Oh, wait!  I read about this.  Yes, in the side effects of Humira was the phrase “lupus-like syndrome.”  And the thought crossed my mind, “Why would I want that when I already actually have lupus?” 

This might sound stupid, but I feel like the last time I was really flaring like this, it only lasted a few days, so I pushed through.  But this time, it’s not subsiding.

I think the traveling, the change in weather, and the fact that I guess I was due for a flare are all contributing to my current situation.  And I guess the Humira is, too. 

It’s hard to explain how your whole body can hurt, but you can still look semi-okay on the outside.  For those who really know me well, they can tell by my voice and my posture that I’m not feeling well.  But for the rest of the world, I feel like I’m dying inside, but in some ways, I have to go on living. 

I’m not in a position in my life right now to really be able to nurse a flare.  It would be nice, but I have teaching responsibilities and a dissertation to write. 

I’m starting to learn the wisdom of the daily nap for people with lupus.  When I was on vacation, it was nice to be able to sleep late, take an afternoon nap, and feel pretty good.  Maybe I’ve gone too far in the opposite direction.  There were a few days right before school started that I pushed really hard to get a bunch of things done.  And then I needed a day to recover. 

I didn’t miss this. 

Everything feels like work.  Climbing the three sets of stairs to my apartment is an activity ripe with exhaustion.  So is cleaning.  And grocery shopping.  Things that feel like nothing on a good day, or are normal activities for most people, are feats of superhuman proportions. 

There are definitely days where I leave lupus and rheumatoid arthritis behind, in the dust, they don’t stand a chance in my tracks.  And then there are times like these, where their ever-presence makes it impossible to forget that life isn’t always like this.  That this too, hopefully, shall pass.  And the sooner, the better. 

I wasn’t planning on submitting anything for the September edition of PFAM, but decided that this post fits nicely with the theme of “You know you have _ when _.” 

1 comment:

  1. Thank you for this post! I am new to this RA diagnosis and in fact just said to my husband today that I am confused about what I think a flare is....haven't seen much about it on web sites. You however have described ME!!! I can totally relate to your description of a flare.

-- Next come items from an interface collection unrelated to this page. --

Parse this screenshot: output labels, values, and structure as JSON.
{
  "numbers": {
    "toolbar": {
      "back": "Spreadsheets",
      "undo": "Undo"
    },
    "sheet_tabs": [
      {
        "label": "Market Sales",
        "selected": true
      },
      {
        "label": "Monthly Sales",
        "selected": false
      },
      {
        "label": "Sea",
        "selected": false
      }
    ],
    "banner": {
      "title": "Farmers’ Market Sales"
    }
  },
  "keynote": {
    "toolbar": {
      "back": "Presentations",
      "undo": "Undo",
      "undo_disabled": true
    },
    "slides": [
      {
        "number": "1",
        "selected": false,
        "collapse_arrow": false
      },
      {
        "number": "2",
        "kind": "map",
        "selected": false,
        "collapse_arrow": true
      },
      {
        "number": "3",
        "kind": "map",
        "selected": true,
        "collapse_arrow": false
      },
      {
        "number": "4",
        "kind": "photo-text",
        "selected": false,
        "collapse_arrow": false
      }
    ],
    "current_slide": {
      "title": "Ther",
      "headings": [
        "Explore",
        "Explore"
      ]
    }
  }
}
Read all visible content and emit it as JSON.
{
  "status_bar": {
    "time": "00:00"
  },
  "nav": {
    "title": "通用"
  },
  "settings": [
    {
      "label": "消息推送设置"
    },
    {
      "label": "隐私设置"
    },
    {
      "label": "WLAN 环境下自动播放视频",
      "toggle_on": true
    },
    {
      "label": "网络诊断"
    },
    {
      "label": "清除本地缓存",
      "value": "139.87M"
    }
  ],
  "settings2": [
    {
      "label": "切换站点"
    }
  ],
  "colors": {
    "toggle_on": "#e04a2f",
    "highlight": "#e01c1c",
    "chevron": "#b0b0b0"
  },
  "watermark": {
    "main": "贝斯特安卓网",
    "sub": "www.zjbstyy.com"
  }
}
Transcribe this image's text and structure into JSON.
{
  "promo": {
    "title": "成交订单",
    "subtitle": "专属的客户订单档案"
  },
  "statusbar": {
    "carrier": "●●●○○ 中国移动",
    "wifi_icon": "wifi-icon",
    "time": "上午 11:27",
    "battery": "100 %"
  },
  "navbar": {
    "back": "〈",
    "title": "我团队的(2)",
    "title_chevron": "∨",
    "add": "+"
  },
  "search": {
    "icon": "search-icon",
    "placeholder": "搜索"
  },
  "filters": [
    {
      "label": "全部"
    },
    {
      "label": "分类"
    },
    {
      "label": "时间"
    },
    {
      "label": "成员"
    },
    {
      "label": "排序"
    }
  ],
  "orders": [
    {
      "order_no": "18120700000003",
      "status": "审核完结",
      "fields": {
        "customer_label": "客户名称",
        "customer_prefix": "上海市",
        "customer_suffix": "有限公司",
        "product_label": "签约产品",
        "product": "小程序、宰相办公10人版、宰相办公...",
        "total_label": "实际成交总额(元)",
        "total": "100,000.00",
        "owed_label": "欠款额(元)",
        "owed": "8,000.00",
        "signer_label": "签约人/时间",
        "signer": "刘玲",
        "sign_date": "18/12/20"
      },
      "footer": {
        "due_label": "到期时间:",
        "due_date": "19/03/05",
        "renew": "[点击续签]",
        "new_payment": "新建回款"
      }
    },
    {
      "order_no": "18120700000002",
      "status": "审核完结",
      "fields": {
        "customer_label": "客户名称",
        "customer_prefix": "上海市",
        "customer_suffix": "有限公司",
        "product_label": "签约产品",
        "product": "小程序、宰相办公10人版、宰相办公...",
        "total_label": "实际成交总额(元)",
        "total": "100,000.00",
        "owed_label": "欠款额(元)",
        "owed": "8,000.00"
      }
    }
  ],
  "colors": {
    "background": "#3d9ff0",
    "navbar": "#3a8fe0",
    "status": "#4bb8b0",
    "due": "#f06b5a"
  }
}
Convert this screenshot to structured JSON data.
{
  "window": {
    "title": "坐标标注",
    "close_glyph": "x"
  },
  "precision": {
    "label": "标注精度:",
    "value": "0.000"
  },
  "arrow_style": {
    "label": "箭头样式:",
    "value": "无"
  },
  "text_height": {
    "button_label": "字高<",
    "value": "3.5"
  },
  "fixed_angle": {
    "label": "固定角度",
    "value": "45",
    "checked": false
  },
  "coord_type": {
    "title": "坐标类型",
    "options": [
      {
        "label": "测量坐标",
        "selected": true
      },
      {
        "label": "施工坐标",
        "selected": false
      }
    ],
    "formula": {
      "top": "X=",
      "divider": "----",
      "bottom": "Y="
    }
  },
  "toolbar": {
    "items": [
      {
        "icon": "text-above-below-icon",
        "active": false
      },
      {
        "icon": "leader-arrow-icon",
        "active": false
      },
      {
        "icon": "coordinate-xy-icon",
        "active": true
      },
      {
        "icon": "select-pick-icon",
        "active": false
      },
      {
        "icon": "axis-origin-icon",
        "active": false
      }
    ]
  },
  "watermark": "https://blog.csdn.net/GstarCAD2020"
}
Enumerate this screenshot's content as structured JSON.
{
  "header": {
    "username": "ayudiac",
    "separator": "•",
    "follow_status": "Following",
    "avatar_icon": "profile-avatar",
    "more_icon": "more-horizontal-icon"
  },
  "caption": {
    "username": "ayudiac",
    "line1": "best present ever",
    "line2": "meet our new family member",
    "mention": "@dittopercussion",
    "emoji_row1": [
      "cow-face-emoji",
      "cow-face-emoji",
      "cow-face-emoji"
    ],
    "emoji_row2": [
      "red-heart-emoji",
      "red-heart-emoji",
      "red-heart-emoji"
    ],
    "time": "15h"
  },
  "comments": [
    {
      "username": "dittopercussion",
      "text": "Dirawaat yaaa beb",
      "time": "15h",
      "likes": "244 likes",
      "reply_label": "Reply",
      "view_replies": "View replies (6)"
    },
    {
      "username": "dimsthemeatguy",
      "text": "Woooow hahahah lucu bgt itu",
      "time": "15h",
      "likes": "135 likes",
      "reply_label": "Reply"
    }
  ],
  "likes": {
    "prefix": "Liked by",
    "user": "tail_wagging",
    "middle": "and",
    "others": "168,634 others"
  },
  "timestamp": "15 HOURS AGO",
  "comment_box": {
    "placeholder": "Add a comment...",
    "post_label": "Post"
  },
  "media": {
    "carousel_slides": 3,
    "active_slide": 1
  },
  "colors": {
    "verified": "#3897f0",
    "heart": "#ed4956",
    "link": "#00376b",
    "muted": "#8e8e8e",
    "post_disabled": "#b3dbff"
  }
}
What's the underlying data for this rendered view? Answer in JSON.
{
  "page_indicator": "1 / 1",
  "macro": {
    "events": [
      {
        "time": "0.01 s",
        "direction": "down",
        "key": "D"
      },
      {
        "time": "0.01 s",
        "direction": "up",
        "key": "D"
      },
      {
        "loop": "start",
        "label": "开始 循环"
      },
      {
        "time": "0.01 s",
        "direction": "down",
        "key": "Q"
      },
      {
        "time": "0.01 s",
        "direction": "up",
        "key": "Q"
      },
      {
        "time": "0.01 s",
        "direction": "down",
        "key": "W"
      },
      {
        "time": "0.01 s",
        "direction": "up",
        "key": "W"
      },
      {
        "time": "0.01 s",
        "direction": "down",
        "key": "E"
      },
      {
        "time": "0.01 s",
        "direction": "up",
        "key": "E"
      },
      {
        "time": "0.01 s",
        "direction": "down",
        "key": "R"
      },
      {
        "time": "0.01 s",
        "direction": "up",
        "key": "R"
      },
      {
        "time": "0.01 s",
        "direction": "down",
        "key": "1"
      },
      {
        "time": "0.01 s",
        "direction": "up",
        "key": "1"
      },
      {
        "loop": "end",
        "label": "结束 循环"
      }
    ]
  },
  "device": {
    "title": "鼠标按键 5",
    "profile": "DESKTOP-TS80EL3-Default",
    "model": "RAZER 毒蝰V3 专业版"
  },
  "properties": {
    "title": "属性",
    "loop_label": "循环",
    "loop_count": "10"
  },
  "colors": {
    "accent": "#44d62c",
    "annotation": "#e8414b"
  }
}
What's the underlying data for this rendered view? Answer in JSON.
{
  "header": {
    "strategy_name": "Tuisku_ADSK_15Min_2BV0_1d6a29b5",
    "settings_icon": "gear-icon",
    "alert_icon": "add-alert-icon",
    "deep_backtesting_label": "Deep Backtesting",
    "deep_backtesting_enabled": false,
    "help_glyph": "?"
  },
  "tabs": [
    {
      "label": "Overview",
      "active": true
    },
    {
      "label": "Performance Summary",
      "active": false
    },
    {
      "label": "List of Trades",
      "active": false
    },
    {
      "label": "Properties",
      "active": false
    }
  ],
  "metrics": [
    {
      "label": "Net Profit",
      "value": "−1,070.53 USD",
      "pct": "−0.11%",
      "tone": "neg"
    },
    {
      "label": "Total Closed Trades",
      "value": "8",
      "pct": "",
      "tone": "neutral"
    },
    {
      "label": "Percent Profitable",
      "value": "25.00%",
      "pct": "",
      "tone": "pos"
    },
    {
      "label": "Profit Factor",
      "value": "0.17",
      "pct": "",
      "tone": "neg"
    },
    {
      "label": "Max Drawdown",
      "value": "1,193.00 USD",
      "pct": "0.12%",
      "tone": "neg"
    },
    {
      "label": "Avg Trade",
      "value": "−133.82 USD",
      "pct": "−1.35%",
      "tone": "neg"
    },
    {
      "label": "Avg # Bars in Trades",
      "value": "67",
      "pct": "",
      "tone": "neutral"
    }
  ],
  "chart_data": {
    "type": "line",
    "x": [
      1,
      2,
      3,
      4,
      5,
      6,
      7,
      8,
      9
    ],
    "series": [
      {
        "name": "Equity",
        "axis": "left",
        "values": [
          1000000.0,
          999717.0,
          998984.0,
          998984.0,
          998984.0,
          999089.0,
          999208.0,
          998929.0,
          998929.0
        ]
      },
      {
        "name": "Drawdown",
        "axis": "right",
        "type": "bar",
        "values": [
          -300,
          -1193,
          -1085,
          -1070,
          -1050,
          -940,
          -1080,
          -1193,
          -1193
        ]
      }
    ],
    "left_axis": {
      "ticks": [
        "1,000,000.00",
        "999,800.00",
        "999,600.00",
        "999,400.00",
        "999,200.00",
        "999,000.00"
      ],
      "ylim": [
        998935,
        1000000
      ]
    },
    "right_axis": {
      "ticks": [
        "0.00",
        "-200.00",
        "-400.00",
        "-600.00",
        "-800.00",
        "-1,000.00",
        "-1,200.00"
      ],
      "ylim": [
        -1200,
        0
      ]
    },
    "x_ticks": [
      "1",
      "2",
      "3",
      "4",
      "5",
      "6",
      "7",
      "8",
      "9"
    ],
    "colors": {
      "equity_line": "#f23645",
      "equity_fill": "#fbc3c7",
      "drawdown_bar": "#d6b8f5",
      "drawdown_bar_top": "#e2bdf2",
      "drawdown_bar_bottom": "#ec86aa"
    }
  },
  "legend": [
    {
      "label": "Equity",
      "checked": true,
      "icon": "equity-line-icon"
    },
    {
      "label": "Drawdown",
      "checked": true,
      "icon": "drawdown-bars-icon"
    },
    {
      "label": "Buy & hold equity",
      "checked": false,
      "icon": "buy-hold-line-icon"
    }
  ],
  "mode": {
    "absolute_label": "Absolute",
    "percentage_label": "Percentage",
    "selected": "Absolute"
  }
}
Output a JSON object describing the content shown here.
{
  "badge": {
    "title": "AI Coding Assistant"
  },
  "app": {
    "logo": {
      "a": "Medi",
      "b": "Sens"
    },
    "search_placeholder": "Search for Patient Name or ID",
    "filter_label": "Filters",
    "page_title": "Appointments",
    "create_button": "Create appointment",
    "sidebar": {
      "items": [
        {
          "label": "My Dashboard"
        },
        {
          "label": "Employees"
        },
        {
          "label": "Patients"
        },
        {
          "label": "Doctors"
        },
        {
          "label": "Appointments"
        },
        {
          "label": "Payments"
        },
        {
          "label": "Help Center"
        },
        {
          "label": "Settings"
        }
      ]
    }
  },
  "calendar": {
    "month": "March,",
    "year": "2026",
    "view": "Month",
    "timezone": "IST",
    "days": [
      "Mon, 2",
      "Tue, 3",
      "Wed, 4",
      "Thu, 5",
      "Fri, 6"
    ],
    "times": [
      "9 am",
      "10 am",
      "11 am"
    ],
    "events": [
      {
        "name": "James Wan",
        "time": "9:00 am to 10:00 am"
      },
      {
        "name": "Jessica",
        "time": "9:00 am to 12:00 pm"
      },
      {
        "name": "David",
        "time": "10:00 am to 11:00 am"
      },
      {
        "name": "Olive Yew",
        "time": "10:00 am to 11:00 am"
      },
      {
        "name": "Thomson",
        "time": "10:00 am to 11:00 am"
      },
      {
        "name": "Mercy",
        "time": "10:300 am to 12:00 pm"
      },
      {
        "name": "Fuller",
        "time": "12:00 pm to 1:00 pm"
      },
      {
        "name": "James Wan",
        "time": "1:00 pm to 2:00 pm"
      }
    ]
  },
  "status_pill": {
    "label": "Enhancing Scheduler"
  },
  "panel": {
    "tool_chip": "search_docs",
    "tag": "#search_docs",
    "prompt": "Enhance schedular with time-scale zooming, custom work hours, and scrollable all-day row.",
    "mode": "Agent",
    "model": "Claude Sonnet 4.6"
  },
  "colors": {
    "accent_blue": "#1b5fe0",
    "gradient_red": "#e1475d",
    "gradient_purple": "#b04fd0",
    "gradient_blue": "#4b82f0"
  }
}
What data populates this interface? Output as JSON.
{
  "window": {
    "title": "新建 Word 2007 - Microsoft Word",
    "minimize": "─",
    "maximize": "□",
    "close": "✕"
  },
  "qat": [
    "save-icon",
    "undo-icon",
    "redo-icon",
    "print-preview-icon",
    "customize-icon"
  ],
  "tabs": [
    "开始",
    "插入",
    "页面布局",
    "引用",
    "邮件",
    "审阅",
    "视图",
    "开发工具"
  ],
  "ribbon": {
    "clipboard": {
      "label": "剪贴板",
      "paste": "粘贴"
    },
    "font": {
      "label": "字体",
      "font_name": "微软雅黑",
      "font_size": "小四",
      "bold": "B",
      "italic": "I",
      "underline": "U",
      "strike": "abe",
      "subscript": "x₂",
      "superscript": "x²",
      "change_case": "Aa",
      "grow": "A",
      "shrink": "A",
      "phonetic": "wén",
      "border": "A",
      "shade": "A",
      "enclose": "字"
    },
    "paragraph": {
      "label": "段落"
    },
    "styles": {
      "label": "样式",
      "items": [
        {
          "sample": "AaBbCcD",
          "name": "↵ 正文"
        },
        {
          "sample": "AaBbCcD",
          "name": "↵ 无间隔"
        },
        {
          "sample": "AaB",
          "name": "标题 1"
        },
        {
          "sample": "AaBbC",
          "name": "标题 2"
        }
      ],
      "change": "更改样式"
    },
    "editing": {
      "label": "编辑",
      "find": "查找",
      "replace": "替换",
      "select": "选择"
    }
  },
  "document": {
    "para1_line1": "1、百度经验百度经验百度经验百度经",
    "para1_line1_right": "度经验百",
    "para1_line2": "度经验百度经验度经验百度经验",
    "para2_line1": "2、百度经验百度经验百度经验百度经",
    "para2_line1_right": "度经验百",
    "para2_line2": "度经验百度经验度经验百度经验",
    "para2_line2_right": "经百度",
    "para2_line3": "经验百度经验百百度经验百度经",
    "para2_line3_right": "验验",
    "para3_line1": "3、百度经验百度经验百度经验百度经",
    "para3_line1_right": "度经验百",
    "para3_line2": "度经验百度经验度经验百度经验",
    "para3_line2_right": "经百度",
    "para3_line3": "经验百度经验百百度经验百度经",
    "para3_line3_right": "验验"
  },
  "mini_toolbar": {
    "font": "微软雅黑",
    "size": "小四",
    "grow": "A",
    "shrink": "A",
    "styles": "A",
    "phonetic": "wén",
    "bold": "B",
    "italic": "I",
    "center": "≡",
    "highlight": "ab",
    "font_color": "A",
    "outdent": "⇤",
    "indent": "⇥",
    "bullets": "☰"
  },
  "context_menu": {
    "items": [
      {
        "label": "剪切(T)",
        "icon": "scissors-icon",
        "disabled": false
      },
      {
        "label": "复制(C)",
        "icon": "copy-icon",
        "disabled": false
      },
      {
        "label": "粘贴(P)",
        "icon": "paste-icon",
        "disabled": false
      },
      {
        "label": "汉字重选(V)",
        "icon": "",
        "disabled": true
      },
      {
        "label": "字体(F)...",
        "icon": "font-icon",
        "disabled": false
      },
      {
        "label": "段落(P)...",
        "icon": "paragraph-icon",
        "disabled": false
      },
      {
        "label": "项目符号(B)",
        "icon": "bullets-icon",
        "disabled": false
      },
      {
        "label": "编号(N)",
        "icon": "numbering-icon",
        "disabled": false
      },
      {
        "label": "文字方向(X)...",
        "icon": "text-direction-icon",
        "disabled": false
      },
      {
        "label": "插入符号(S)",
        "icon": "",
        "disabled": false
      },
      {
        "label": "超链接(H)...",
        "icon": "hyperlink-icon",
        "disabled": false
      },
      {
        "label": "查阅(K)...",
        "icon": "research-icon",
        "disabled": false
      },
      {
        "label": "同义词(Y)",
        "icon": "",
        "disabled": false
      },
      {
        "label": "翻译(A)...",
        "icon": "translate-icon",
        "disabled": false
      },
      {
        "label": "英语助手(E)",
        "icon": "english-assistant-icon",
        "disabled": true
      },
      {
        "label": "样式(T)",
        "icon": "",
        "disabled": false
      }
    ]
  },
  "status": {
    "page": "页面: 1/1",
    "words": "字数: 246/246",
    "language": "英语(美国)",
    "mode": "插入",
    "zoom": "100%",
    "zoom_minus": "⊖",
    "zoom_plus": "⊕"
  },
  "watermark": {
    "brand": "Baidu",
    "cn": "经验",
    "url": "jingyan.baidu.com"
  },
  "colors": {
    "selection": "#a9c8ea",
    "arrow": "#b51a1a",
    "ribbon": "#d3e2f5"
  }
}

    it's so nice to know I'm not out of my mind, but there are others who know how I feel and what I am experiencing. Thank you! Just wish we could all feel better:)